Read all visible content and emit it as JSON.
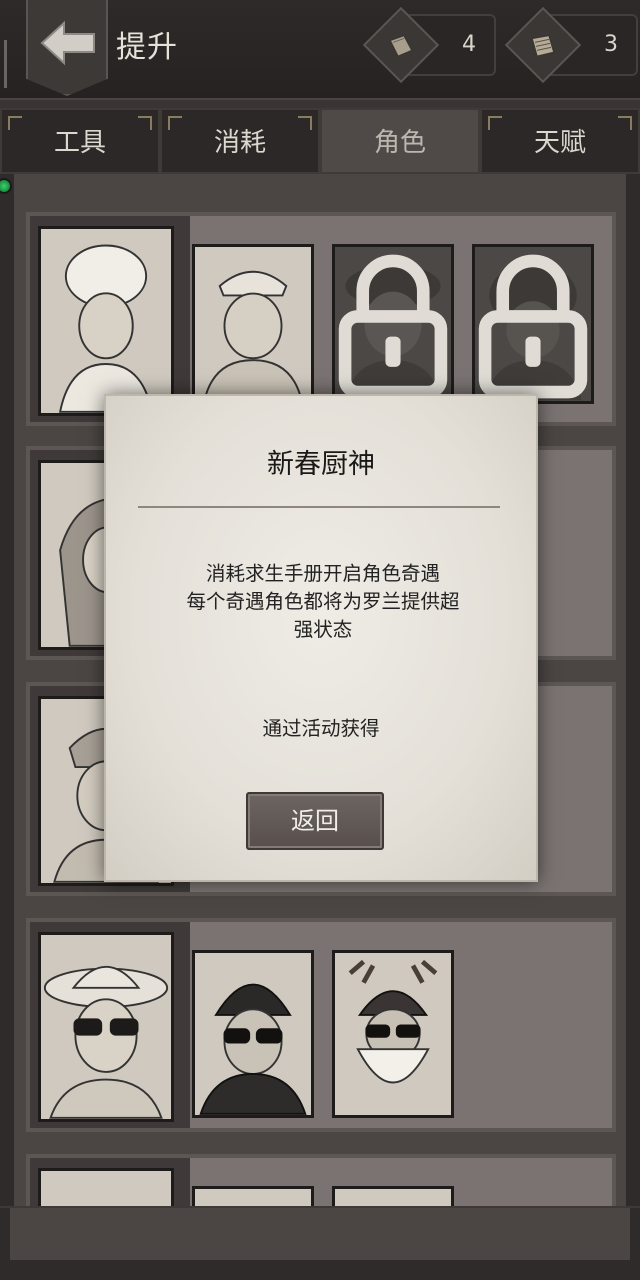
{
  "header": {
    "title": "提升",
    "resources": [
      {
        "icon": "manual-book-icon",
        "count": "4"
      },
      {
        "icon": "scroll-icon",
        "count": "3"
      }
    ]
  },
  "tabs": [
    {
      "label": "工具",
      "active": false
    },
    {
      "label": "消耗",
      "active": false
    },
    {
      "label": "角色",
      "active": true
    },
    {
      "label": "天赋",
      "active": false
    }
  ],
  "colors": {
    "background": "#3a3534",
    "active_tab": "#4f4a48",
    "dialog_paper": "#e9e6df",
    "button": "#5f5855",
    "notification_dot": "#2bbf5a"
  },
  "dialog": {
    "title": "新春厨神",
    "description_lines": [
      "消耗求生手册开启角色奇遇",
      "每个奇遇角色都将为罗兰提供超",
      "强状态"
    ],
    "source": "通过活动获得",
    "return_label": "返回"
  }
}
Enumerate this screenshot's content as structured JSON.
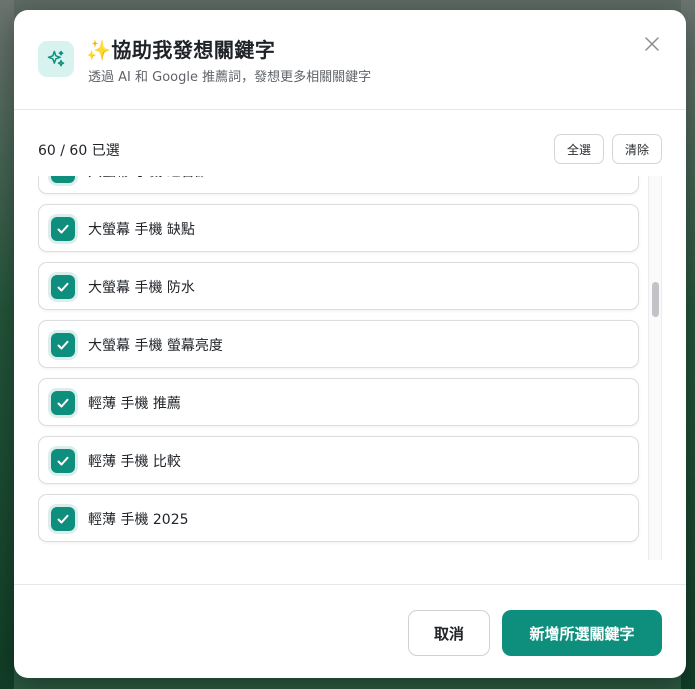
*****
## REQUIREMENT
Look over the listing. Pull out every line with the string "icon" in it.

## OUTPUT
        "icon": "manual-book-icon",
        "icon": "scroll-icon",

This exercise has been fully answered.